Maya Forstater, the tax consultant who lost her job two years ago for saying that men could not become women, is expected to be sentenced in the appeal process. Forstater insisted that his opinions were derived from 'material reality'.
Brilliant researcher in the field of tax evasion, two years ago the woman's contract was not renewed by the London office of the Centre for Global Development on charges of using 'offensive and exclusionary' language on social media, having tweeted his concerns about government proposals to allow people to freely self-certify as being of the opposite sex (self-id). JK Rowling was later labelled transphobic precisely because she supported Forstater.
Recently, the British government has definitively ended self-id.and therefore renounce those proposals.
Yesterday Forstater took his case to an appeal courtwhere he stated that the concern about children 'encouraged' to change sex at an early age prompted her to make her first comments on Twitter. At the opening of the hearing, Forstater's lawyer reiterated his opinion that biological sex is 'real, important, immutable and not to be confused with gender identity'.
At the appeal tribunal, Forstater's legal team stated: "The Orwellian label is sometimes used too casually, but here it is justified". And he described the approach of the court of first instance as "re-enactment of the journalistic language of the Ministry of Truth: even the words must be purged of undesirable meanings along with the associated ideas'.

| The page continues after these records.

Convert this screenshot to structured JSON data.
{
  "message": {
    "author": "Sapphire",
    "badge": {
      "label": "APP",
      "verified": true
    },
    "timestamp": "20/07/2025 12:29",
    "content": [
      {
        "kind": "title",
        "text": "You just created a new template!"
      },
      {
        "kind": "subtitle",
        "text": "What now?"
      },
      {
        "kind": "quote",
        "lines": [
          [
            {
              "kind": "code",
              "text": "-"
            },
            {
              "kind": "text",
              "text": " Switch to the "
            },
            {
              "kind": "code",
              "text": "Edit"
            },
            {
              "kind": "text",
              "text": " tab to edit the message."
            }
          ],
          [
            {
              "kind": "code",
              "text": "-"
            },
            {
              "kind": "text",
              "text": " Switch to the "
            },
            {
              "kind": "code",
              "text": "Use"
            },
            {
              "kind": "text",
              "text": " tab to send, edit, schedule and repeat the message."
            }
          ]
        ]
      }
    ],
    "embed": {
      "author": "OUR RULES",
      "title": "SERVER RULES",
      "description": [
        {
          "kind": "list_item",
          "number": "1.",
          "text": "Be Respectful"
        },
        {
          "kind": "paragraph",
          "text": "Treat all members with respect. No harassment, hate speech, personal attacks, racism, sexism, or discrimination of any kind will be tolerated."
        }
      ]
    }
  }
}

Forstater told the appeals court that the implications of the judgment that had shaped his dismissal were "profound": "When important and widely shared convictions are deemed unspeakable in a cultural and political debate, something is clearly going wrong.
The court of first instance had ruled that Forstater's views did not qualify for protection under section ten of the Equality Act 2010, a provision that protects philosophical beliefs. Judge Tayler said the woman did not have the right to ignore the legal rights of a transgender person and "the enormous pain that can be caused by a person with bad intentions".
Ben Cooper QC, who now represents Forstater, said that his opinions were "based on fundamental scientific facts". He said that "ignoring them or pretending they are not true is detrimental to an honest, just and fair society, and in particular compromises the defence of women's rights. These beliefs do not imply any moral judgement and do not deny the rights or status of trans people or their protection from discrimination.
here the article by The Times (translation by Marina Terragni)